According to town inspectors, there is no building code which requires regular checks of a building's facade, which they fear has allowed some properties to dangerously deteriorate without detection.
"Codes are reactionary. You take a look at what happened and try to be proactive from that point on," said Michael Yanovitch, Brookline's deputy building commissioner.
Following Friday's collapse on Egmont Street, Yanovitch said his office immediately began to consider the inspection system currently in place. While interior inspections are required every five years, exterior checks of the facade are not mandatory unless there is exterior renovation being completed.
"It's surprising," Yanovitch explained, "It's definitely something that's been brought from the rear to the front of our minds here, and we will be addressing it in the short term."
In neighboring Boston, the city code requires that all buildings taller than 70 feet receive an exterior inspection every five years. NBC Boston identified more than 100 buildings in Brookline of similar size. However, monitoring them would be costly for the town.
In most municipalities, general maintenance by the owner is key to preserving infrastructure. Engineers who recently reviewed the property in Brookline determined there were structural concerns to its entire facade, not just the portion that collapsed.
"We did everything we needed to do," said Anthony Tam of Ka Fai Management.
According to Tam, a partial owner of the complex, Main Street Realty, is in charge of maintaining the property's exterior. NBC Boston has reached out forMain Street for comment, but they have not yet responded.
"It's their job. They handle the outside," Tam said, "When you have a condominium association they're supposed to handle everything on the exterior."
Yanovitch said violations will be forthcoming for the property, which is still being used by tenants.
In the short term, the town has closed the sidewalk surrounding the building and placed protections over doorways. But in the long-term, it's possible more stringent regulations will be considered.

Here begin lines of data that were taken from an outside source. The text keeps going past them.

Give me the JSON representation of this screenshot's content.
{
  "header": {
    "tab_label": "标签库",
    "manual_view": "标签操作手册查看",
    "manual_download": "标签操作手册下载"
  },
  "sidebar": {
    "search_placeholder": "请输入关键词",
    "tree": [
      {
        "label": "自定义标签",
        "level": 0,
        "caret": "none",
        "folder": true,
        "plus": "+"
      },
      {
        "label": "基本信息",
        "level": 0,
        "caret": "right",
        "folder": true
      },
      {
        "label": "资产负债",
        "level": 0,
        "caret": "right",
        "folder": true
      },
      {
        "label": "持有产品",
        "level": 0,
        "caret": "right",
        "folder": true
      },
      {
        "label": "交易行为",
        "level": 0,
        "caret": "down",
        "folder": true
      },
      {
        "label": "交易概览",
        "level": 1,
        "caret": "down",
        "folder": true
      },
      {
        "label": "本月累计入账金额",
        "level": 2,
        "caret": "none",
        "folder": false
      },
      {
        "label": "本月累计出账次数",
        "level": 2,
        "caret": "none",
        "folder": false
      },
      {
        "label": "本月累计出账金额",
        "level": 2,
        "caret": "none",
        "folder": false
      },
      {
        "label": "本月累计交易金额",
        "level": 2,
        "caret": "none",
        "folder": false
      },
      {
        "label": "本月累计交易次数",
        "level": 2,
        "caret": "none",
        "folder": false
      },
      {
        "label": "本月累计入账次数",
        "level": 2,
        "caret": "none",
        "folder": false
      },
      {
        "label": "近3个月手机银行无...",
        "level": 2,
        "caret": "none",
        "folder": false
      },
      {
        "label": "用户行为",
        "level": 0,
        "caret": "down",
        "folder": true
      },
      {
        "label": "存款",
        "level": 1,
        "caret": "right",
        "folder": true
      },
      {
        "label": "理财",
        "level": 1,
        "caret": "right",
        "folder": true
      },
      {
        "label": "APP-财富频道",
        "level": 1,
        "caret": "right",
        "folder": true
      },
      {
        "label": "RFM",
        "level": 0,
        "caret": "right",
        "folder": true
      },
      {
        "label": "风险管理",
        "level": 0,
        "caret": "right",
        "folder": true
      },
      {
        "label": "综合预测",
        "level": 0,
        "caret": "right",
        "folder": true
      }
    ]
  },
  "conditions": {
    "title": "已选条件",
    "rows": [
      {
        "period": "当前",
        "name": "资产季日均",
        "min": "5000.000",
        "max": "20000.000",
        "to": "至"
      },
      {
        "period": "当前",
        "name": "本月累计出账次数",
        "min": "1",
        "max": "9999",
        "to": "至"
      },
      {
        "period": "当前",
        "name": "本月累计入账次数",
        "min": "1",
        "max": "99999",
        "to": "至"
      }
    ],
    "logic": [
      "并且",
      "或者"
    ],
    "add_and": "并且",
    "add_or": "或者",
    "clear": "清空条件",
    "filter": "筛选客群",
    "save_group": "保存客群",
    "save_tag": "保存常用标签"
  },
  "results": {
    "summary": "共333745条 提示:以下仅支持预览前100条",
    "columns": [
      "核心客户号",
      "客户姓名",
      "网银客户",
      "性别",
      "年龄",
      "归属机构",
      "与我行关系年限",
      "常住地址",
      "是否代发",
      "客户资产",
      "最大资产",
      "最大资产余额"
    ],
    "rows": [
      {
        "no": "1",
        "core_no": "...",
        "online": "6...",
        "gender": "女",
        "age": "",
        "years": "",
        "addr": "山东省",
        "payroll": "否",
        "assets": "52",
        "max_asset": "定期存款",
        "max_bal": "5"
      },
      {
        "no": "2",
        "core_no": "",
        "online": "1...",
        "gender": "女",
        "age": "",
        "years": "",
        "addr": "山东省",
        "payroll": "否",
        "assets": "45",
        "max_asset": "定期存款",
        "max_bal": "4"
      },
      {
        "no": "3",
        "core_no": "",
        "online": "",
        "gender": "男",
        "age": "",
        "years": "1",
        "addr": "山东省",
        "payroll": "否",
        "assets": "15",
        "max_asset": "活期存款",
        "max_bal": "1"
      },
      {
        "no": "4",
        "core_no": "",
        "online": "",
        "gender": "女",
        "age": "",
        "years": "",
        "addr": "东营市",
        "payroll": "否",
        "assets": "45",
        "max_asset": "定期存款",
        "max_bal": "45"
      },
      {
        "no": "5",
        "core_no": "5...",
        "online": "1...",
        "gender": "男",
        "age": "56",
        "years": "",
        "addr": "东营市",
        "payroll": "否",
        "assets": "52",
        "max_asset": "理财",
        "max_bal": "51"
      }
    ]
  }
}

"It will be a bigger conversation than just Brookline," said Yanovitch.